Collapse of the value chain. The space between the product and customer is getting narrower (E.g. Beyoncé and Tidal). Business owners are cutting the middle man and the need to quantify value for money/services rendered increases
The lengthening Omni-channel. It is becoming crucial for corporates to find out where customer are experiencing their brand and whether all the channels are “saying the same” thing.
Digitization pawns, the essential business pivot (Biggest disruptions globally being seen in the automotive industry: ride sharing and driverless cars, and healthcare: Augmented Reality learning techniques)
Mechanization, robotics and the erosion of jobs (Google: Relay Robot).
So in the midst of the tech hurricane, what’s going to happen to our jobs?
Critical thinking, leadership, communication and problem solving ability is key!!! The ability to display the skill of Lateral Thinking in a role will be crucial. Punt this and evolve in this.
New economies enabling new industries. People find themselves in industries they would have never imagined because of this new need of different thinking. (E.g. the partnership between the digital music guy who was hired by LVMH to help build them an ecommerce website….)
The on demand economy/ The sharing economy (Hyatt pairing with Airbnb to create “unhotel” experiences)/ The gig economy (This is forcing companies to rethink labour laws!!!).
The need for unconventional thinking will force educational institutions to ready students in a different way for the workplace.
Effect on education: The need for education disruption
What is your degree worth because there really isn’t any scarcity?
Already in EY UK no degrees are needed for employment
The biggest challenge and commodity will be the skills gap: critical thinking, problem solving, communication, leadership and ownership will be highly valued
So how do we bridge the gap?
What’s wrong with the way we learn? The education system isn’t geared for the knowledge economy….
Vocational training schools need to get mixed in with high tech. (No degree, actual training using holograms for surgeons (Google: HoloLens))
The future of work
It’s no longer linear. There are a lot of stop- starts and career changes
Hybrid skills will be needed
Organisations will hire for attitude, and retrain for skills (this will fix the millennial churn)
Nomadic work swarms. You don’t have to watch an employee working to know that they are getting work done. (reskill yourself to do what you want to do, get your work life flexibility by doing what pays the bills while leaving time for passion projects)
Remote flexi-working options and productivity impact
The impact of the female century will see an increases profitability in companies
Millennials see mentors as people they can take advice from and give advice to.
Jobs of the future- what will they look like?
Things related to drones, coding, virtual reality, UX (We will see skill and career combos that have never existed before such as Life Coaches with an IT background etc.)
Rwanda; the South Korea of the technology realm… delivering blood samples to hard to reach hospitals via drone technology
Ultimately, organizations and their staff must understand the movements of their industries in order to stay relevant in their environment and careers respectively. Nothing can be taken for granted anymore.

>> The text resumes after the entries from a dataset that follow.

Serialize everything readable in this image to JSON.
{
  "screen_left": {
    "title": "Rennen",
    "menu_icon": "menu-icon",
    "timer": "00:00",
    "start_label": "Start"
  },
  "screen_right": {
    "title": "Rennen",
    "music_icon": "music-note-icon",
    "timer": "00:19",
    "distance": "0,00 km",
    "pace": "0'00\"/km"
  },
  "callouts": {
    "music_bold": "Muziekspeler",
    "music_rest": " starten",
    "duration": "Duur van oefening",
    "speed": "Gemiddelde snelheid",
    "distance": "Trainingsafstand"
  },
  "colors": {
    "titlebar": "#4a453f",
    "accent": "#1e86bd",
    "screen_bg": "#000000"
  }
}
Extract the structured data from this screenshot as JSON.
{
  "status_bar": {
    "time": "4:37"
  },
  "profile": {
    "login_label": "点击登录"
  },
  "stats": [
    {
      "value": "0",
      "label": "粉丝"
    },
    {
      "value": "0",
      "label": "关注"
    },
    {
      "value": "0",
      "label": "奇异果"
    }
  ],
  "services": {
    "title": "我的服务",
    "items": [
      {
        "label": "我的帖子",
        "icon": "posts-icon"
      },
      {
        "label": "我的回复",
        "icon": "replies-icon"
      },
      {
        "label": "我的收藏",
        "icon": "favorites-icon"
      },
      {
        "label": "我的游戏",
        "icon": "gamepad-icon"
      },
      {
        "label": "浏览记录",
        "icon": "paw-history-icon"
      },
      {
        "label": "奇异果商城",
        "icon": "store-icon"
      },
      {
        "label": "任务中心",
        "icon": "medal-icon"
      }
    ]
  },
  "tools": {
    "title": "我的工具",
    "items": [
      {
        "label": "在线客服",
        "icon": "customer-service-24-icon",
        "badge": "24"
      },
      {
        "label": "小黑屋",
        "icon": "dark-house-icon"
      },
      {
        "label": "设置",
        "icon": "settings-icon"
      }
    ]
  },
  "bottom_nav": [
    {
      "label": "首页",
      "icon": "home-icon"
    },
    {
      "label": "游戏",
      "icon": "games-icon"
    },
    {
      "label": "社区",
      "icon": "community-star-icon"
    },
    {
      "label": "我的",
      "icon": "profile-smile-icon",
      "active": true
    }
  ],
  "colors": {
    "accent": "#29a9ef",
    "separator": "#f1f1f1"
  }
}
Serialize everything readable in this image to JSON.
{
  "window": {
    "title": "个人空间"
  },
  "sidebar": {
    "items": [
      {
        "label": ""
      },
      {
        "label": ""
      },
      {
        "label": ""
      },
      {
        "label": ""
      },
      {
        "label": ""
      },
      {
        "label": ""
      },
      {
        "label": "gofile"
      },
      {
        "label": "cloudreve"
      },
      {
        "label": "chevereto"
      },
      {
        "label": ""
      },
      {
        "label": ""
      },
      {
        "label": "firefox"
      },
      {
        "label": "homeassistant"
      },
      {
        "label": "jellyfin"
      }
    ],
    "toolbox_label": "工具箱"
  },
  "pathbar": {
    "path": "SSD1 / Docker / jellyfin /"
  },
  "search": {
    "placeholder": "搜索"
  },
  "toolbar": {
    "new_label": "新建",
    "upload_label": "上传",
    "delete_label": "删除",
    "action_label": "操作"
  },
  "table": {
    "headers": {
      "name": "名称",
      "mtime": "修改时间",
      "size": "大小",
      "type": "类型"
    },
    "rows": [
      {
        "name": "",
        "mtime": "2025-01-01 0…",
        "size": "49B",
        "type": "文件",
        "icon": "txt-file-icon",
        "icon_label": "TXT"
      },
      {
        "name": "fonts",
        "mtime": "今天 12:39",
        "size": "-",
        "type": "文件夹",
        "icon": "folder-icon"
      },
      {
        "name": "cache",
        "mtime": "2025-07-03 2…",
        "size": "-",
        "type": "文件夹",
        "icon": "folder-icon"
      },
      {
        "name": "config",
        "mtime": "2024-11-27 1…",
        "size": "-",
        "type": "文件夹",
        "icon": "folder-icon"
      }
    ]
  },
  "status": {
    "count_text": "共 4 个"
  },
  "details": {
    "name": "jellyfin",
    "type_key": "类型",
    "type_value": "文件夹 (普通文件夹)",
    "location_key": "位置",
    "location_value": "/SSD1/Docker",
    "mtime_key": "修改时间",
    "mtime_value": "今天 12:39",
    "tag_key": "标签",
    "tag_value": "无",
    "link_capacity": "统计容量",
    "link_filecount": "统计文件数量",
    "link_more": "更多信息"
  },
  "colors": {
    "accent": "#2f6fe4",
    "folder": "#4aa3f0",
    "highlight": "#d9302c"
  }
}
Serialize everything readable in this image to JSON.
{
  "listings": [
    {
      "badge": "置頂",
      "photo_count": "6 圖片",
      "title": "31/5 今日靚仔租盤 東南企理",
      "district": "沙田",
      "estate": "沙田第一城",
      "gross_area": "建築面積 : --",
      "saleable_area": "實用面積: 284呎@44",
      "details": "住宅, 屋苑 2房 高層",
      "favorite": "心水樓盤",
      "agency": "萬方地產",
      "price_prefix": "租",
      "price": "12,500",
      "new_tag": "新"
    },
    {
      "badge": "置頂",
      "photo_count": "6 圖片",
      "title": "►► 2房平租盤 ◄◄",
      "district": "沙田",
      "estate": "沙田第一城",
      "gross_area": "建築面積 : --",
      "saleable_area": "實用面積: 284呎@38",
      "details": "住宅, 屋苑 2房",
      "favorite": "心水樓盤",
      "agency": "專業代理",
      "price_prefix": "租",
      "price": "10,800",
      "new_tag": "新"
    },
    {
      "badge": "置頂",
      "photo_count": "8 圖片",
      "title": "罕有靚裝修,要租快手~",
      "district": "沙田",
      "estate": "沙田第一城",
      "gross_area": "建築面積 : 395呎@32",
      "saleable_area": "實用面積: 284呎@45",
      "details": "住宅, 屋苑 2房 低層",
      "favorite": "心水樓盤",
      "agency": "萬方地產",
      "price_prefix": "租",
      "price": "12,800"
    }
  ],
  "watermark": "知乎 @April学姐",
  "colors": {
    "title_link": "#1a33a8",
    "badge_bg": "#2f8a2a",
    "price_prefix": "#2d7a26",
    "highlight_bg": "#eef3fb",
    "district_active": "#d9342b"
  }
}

I am especially excited though to see how resourceful individuals will become with their toolkit of skills and how they will couple what they know in order to excel in the digital age where their customers are just as, if not more aware of what they need, how they want it and what their service providers must do in order to ensure excellent delivery in a radical and client- centric way.